Mah releases. The ball soars through the air and drops perfectly into the cup. I feel that weird feeling I always do when he executes. Pride mixed with despair.
“Redemption,” Mah says, making sure I haven’t forgotten the rules.
I nod and try to quell my nerves with beer.
Redemption. The most important shot in the game. I call upon an old formula, engrained in my subconscious like a childhood phone number.
Steady the breath. See the shot into the cup. Aim small.
But I don’t feel it. My formula seems stupid and outdated. The ball feels funny in my fingers.
Dropping the arm, I steal a glance at my friend.
His hair is receding into a widow’s peak, he’s a bit pudgier around the edges, and his clothing is more reserved than it used to be. If it weren’t for his eyes, unchanged after all these years, he’d look like a different person.
“Hurry up and miss already,” he says.
I laugh and meet his gaze. Mah keeps a straight face, kudos to that, but his eyes negate his intended stoicism.
Honest eyes, they say more than I think he knows. Mah wants to win but he won’t will me to miss. It’s just the type of person he is. I find assurance in the look and a calmness washes over me. I line up and shoot. The ball spins around the rim for what feels like full seconds and then banks out.
“Fill your cups!” I yell, a cozy excuse.
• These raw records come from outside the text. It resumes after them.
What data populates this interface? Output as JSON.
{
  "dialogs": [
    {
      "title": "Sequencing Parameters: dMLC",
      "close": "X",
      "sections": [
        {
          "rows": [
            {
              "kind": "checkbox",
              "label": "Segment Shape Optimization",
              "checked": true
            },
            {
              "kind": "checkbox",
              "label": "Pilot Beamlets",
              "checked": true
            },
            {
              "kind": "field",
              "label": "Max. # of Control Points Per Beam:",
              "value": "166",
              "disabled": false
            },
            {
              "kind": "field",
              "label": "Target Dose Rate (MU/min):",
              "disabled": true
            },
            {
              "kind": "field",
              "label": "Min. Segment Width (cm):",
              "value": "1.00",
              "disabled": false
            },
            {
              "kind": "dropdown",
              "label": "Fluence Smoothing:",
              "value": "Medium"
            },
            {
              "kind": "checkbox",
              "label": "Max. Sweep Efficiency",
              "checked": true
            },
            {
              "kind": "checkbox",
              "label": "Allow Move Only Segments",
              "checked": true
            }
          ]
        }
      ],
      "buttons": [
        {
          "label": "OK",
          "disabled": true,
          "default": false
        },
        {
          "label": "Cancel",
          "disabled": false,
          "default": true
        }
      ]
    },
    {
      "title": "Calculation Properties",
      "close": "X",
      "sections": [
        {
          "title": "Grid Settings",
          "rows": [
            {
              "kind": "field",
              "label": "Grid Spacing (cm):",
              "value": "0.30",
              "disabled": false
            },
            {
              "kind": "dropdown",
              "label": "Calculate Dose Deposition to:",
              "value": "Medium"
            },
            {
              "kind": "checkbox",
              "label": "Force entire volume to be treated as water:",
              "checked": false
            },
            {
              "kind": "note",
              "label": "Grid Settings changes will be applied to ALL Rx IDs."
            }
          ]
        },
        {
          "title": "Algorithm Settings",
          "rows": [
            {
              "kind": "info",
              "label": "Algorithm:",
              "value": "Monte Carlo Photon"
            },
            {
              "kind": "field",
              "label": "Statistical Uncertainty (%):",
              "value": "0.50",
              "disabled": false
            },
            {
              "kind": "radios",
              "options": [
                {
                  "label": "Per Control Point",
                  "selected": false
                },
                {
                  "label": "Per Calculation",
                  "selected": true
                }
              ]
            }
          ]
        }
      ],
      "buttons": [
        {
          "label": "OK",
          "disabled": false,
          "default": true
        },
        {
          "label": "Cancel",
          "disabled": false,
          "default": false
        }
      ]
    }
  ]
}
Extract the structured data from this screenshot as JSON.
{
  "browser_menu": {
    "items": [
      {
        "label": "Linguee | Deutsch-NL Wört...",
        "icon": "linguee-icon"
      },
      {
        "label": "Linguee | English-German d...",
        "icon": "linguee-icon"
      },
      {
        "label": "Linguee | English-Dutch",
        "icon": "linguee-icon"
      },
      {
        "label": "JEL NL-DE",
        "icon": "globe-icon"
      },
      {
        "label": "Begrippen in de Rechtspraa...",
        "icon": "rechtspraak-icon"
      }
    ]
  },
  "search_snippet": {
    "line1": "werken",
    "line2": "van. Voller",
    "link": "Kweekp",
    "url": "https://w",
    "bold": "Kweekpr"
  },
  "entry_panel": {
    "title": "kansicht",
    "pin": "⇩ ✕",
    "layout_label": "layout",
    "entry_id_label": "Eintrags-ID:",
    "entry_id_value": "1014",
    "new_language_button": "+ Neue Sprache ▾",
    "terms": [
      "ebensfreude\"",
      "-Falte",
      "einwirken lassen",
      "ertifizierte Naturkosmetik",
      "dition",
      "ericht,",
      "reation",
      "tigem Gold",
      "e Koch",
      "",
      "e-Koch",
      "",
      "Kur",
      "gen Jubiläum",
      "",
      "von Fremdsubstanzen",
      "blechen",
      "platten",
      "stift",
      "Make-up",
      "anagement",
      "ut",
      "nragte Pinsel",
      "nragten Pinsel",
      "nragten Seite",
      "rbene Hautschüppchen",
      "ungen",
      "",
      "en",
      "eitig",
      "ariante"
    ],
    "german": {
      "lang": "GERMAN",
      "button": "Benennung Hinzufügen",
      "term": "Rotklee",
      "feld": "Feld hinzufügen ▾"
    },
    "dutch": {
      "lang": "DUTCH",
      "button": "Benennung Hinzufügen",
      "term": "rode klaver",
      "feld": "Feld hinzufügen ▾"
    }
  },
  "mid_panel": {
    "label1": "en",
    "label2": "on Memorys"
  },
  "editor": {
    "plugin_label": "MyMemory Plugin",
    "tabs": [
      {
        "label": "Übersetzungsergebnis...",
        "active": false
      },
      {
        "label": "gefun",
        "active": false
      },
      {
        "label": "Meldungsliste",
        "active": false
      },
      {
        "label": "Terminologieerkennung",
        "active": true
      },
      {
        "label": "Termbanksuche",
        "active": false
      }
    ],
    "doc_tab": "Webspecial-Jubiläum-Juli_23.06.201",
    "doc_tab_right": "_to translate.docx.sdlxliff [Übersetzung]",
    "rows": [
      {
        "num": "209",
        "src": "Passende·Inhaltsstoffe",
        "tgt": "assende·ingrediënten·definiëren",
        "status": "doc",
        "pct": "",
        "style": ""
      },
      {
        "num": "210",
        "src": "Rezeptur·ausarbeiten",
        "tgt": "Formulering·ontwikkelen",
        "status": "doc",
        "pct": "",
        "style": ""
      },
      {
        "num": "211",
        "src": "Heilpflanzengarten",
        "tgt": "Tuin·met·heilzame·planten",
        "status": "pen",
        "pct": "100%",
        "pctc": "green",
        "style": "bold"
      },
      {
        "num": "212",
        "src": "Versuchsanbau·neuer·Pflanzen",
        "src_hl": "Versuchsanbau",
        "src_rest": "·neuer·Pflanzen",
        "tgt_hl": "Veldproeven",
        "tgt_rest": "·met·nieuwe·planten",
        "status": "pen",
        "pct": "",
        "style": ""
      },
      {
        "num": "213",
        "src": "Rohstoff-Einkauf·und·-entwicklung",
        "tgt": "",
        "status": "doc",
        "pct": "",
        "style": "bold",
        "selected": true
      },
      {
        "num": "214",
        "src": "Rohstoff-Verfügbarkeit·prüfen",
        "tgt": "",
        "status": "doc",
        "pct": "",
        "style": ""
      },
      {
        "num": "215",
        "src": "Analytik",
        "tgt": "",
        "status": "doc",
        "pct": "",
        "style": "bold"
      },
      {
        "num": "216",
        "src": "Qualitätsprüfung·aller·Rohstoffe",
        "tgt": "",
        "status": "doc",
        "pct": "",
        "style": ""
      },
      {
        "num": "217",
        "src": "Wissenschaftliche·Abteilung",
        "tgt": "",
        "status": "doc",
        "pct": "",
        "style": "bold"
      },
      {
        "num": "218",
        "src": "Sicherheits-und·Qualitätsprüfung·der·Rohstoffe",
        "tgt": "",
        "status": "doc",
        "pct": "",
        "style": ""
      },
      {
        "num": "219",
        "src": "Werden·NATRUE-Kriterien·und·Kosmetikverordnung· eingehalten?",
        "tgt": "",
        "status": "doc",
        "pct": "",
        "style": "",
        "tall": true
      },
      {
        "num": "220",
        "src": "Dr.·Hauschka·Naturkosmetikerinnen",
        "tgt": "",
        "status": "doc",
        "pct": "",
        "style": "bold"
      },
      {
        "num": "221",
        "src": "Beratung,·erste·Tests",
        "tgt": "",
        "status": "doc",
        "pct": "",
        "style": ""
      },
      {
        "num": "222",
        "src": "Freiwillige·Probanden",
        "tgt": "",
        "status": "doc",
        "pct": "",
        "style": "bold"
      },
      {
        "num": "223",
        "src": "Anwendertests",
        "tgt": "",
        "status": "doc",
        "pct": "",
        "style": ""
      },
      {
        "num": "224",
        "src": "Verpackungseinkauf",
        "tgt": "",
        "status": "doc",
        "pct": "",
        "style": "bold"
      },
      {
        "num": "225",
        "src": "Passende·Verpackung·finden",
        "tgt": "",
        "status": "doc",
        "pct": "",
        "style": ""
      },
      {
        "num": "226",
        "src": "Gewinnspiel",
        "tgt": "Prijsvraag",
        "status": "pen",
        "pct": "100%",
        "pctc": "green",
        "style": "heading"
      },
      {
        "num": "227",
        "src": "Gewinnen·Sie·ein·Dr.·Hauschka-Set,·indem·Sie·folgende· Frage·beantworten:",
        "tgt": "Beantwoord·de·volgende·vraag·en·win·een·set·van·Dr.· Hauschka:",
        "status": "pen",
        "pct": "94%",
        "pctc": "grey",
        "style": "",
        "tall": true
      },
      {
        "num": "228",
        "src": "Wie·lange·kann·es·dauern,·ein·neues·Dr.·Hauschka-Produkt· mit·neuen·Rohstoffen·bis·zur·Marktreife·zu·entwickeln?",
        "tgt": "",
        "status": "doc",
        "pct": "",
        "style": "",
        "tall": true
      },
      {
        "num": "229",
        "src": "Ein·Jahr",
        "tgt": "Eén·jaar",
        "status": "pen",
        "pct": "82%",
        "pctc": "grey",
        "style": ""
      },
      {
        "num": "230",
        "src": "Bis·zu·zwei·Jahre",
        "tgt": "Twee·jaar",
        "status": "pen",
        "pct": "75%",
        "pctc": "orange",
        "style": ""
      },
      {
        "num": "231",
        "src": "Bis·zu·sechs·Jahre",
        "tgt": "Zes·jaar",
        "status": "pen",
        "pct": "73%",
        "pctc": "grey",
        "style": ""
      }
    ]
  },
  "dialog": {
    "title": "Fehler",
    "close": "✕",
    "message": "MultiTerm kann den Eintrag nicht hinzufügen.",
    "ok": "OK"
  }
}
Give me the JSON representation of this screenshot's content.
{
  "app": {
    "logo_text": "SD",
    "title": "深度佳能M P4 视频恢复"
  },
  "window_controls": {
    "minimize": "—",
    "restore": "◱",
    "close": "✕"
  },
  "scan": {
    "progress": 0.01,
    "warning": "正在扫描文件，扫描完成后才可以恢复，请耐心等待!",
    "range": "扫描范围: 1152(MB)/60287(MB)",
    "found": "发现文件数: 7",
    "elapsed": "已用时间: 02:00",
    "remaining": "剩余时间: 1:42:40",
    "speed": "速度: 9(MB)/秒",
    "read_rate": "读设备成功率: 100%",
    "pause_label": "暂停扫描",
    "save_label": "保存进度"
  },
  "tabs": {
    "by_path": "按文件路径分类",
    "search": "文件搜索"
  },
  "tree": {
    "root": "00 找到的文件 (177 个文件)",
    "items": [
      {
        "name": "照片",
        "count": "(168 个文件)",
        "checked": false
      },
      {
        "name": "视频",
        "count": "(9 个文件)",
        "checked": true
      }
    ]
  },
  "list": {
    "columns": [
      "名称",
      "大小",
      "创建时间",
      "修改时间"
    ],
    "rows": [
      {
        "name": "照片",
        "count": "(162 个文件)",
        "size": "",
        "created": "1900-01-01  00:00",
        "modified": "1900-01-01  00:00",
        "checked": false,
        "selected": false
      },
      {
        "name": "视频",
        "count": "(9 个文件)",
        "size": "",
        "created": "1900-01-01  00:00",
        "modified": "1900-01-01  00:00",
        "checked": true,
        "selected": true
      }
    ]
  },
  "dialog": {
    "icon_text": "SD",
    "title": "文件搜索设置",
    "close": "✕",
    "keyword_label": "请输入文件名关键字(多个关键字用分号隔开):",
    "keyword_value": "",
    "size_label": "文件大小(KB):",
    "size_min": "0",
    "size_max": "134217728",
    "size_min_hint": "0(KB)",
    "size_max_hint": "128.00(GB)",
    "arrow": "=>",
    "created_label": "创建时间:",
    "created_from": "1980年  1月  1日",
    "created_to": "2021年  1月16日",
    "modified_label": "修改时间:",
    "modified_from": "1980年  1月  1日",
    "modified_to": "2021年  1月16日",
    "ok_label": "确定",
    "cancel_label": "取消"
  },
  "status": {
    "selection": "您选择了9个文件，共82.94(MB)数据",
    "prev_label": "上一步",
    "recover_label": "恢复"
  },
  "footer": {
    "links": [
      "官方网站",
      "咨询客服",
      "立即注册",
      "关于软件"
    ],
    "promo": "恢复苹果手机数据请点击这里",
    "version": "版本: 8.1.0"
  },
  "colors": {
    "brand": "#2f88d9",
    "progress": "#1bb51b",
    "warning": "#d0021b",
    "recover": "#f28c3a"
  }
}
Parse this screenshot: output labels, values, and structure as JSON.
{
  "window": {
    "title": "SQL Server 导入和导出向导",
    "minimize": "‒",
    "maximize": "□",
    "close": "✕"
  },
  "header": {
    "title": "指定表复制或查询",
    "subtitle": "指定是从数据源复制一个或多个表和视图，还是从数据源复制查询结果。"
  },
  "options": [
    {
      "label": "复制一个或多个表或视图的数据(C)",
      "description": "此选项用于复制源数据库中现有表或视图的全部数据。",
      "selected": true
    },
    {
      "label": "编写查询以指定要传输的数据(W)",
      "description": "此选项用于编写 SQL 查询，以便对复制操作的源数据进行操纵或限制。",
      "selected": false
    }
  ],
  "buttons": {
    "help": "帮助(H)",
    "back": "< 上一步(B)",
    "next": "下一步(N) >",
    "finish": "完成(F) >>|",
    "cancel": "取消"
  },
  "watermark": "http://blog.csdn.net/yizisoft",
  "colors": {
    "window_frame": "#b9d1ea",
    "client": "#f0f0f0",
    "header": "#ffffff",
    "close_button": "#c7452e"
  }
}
“Rematch,” I start to say before realizing that Mah’s already re-racking the cups. I drain the IPA which isn’t as bitter as I expect. And as I walk to the fridge to grab another beer, I stare back at my friend and find solace in the fact that although I’ve just lost, a good man has just won.
Ben von Jagow is a writer from Ottawa, Canada living in Stockholm. His work has appeared or is scheduled to appear in literary journals such as The Antigonish Review, The Stockholm Review of Literature, and The Literary Review of Canada, among others. For more of Ben’s work, visit benvj.com.